SAN DIEGO -- A year ago, when North Carolina wing Harrison Barnes scored his first two points in his first college game, he was nervous. He couldn’t breathe. He had cotton mouth, he said.
That’s why the first points of his sophomore season Friday night, a jumper just 72 seconds into his top-ranked team’s 67-55 victory over Michigan State in the Carrier Classic, showed just how far he had come.
Because even with all the pomp and circumstance and distractions around him -- playing on the landing deck of an aircraft carrier; in slick, cold, breezy conditions; in front of President Barack Obama and thousands of servicemen and women on Veteran’s day -- he simply exhaled.
And then immediately buried another jumper.
“It’s been such a journey for me,’’ the preseason All-American said after leading all scorers with 17 points, plus five rebounds. “Starting off my freshman year, there were a lot of expectations, a lot of hype, and not playing to that caliber. Now coming in, and playing probably our biggest game of the year, on this stage and in this setting, coming out to perform, it’s a great feeling.”
It wasn’t how much Barnes scored (5-for-11, 2-for-5 on 3-pointers), as much as how he scored, that stood out.
His first two field goals got the Tar Heels off to an early 6-0 lead. Then, after they fell behind by as many as seven points in the first half (thanks to terrible rebounding), caught up and took as much as a 20-point lead in the second half (thanks to good transition offense and solid defense), and allowed the Spartans to make it somewhat interesting late -- Barnes came up big, again.
After MSU reeled off 10 consecutive points, cutting UNC’s advantage to 59-49, Barnes took an assist from Dexter Strickland and buried a 3-pointer to give his team a much-needed cushion.
No, it wasn’t as dramatic as one of those six game-winning or go-ahead shots he hit in the latter part of last season, when his confidence finally took hold.
But it was a shot the Tar Heels needed to make sure he wouldn’t have to make a down-to-the-wire buzzer beater Friday, like last season.

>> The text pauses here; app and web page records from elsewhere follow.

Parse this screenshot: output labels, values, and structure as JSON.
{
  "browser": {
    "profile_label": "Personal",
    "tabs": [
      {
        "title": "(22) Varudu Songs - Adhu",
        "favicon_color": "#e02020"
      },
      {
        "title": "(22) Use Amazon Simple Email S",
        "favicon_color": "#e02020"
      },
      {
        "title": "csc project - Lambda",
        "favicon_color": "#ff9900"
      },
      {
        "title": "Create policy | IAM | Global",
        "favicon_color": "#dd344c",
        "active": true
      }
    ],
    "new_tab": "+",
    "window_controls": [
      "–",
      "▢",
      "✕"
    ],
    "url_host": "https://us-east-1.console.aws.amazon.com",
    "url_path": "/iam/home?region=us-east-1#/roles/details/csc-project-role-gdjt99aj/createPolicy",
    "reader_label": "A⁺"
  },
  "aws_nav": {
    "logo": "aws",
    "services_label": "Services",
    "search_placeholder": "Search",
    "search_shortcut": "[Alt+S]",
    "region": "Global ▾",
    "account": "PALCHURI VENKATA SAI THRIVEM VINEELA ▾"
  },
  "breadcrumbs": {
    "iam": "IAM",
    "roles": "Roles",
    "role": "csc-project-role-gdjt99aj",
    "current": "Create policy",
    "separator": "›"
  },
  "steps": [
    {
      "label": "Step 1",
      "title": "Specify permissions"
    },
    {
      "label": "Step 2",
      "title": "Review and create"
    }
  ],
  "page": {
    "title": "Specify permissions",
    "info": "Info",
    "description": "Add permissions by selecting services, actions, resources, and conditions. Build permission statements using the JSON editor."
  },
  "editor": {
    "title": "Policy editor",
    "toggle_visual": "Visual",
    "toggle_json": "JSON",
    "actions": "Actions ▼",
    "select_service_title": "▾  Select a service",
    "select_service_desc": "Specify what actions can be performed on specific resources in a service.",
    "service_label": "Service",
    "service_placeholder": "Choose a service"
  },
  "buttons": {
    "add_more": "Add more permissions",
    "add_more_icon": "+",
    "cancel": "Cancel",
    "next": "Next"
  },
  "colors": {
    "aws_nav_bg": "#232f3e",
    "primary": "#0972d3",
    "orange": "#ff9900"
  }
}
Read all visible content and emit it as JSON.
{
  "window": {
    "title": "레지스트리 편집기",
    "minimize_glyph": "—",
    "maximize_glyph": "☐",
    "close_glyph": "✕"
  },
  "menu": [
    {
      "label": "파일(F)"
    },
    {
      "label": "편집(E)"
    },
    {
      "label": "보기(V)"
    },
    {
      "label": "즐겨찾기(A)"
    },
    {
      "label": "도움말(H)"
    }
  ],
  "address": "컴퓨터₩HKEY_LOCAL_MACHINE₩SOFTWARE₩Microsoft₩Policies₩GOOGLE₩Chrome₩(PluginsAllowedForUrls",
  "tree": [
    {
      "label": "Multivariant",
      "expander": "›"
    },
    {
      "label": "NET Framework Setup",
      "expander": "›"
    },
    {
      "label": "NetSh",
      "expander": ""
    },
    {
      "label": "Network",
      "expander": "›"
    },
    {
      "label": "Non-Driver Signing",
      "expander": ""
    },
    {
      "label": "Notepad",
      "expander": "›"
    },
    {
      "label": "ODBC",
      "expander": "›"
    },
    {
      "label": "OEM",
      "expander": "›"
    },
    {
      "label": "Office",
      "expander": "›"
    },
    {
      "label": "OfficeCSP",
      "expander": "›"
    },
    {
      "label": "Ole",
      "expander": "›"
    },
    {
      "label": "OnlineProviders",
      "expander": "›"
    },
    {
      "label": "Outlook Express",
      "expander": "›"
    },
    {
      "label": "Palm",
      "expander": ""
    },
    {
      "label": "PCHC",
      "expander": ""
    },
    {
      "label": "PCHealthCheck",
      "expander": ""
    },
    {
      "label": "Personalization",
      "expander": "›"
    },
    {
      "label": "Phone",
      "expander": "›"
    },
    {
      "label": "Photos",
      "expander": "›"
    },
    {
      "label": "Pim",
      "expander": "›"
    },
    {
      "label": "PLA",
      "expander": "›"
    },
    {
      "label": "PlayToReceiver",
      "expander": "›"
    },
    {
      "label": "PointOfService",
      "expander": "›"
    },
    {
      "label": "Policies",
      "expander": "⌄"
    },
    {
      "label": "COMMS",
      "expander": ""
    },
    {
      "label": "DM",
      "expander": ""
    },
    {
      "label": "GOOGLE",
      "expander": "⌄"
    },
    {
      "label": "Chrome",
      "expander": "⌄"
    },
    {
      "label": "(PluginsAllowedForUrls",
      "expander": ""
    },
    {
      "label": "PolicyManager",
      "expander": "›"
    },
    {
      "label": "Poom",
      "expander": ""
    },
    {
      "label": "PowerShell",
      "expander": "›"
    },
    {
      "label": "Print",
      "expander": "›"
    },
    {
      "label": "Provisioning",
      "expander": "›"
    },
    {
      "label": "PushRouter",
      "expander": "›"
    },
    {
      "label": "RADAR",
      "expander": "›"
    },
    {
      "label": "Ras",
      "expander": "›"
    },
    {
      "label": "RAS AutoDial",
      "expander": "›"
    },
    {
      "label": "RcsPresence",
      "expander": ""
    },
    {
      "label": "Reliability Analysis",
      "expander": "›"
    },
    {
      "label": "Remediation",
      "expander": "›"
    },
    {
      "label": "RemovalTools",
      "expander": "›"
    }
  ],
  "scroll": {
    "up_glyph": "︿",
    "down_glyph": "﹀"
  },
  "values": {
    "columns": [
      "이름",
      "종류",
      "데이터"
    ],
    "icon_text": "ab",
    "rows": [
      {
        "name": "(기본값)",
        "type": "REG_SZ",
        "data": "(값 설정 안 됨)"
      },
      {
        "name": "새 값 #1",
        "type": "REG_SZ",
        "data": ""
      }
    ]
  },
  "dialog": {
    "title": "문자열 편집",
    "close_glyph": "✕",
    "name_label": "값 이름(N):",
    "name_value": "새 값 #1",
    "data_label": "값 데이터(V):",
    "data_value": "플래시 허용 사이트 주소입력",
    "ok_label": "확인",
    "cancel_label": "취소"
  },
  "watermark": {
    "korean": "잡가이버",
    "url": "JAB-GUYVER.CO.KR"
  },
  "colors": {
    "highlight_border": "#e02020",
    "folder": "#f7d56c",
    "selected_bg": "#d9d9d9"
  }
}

“He made two big 3s,” coach Roy Williams said. “One of ‘em -- I never felt like we had lost control of the game, I was mad about the way were were playing. But then we took a couple of bad shots, and all of a sudden John [Henson] set a good screen and Harrison had a wide-open 3 and Harrison stepped up and knocked it in.”
As pleased as he was with his performance and aplomb -- light years from this time a year ago -- Barnes said it was the events of the past three days (touring the carrier, meeting the president, learning about how so many sailors live) that will make this game memorable.
What did he take from it?
“One, not getting seasick, when I’m on a boat,’’ he said, laughing. “Two, just what the Navy does for us, what the military does for us, just goes so unappreciated. … I’m glad we won, but just showing our appreciation for them [was important]. These guys go out tomorrow, they deploy tomorrow, and I want to express my gratitude for them, and what they do.”
In turn, many in the open-air crowd expressed their gratitude for his growth -- cheering as he hit shots that might have left him cotton-mouthed only 12 months ago.
“His confidence has grown so much through the experience he had last year,’’ Strickland said. “And as you saw tonight, I think that’s going to help our team.”
Robbi Pickeral can be reached at firstname.lastname@example.org. Follow her on Twitter at @bylinerp.